_Assignment_
Copy out, from the data, each line containing the string "enabled".

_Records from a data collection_
_ _ _ _

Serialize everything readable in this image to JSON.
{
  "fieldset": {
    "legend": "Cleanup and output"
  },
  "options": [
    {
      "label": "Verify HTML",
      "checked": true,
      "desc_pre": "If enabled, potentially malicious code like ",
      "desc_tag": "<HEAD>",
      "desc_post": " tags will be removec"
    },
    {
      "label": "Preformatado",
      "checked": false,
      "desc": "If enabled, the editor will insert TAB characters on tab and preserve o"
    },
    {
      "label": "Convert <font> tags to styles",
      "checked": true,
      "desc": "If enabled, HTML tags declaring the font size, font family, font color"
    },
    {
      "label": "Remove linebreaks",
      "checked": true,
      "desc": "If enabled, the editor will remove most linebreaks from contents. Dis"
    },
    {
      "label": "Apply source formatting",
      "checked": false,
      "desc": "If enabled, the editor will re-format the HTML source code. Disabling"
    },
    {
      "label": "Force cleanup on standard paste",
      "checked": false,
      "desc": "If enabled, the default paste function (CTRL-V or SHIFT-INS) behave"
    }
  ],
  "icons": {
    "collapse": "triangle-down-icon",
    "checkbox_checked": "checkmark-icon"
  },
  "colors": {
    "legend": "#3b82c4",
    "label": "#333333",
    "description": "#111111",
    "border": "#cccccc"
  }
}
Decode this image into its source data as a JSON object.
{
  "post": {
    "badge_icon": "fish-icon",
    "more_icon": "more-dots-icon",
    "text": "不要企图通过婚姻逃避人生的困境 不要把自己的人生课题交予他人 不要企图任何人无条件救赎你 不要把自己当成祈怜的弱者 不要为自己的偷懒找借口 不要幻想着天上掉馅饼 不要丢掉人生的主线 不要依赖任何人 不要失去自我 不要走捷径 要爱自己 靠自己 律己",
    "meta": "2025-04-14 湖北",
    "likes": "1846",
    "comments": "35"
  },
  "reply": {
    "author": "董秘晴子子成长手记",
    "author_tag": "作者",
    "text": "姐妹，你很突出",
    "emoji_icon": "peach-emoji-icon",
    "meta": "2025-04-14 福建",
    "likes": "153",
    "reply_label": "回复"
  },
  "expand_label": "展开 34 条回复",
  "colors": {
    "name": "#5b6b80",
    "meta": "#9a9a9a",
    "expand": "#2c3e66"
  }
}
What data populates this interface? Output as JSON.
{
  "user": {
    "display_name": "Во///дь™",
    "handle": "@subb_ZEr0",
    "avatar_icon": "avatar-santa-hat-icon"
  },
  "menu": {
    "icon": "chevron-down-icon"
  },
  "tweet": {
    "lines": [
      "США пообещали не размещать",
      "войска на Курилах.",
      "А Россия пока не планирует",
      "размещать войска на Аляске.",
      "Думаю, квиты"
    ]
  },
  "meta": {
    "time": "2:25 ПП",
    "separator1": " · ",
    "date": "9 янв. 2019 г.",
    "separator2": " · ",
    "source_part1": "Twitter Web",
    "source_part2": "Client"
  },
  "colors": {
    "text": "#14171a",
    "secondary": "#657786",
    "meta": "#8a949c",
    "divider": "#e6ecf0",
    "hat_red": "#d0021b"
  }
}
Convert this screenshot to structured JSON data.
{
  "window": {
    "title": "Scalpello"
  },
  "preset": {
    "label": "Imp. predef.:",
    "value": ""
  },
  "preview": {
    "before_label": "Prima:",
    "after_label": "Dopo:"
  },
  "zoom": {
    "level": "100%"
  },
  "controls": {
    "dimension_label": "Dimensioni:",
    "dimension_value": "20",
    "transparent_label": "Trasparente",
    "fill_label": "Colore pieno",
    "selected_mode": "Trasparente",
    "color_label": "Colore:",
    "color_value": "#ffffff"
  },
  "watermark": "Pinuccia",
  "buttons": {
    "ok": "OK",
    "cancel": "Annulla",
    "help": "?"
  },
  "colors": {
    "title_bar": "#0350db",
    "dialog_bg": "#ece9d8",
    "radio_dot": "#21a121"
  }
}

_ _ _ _

_Your solution_
      "desc_pre": "If enabled, potentially malicious code like ",
      "desc": "If enabled, the editor will insert TAB characters on tab and preserve o"
      "desc": "If enabled, HTML tags declaring the font size, font family, font color"
      "desc": "If enabled, the editor will remove most linebreaks from contents. Dis"
      "desc": "If enabled, the editor will re-format the HTML source code. Disabling"
      "desc": "If enabled, the default paste function (CTRL-V or SHIFT-INS) behave"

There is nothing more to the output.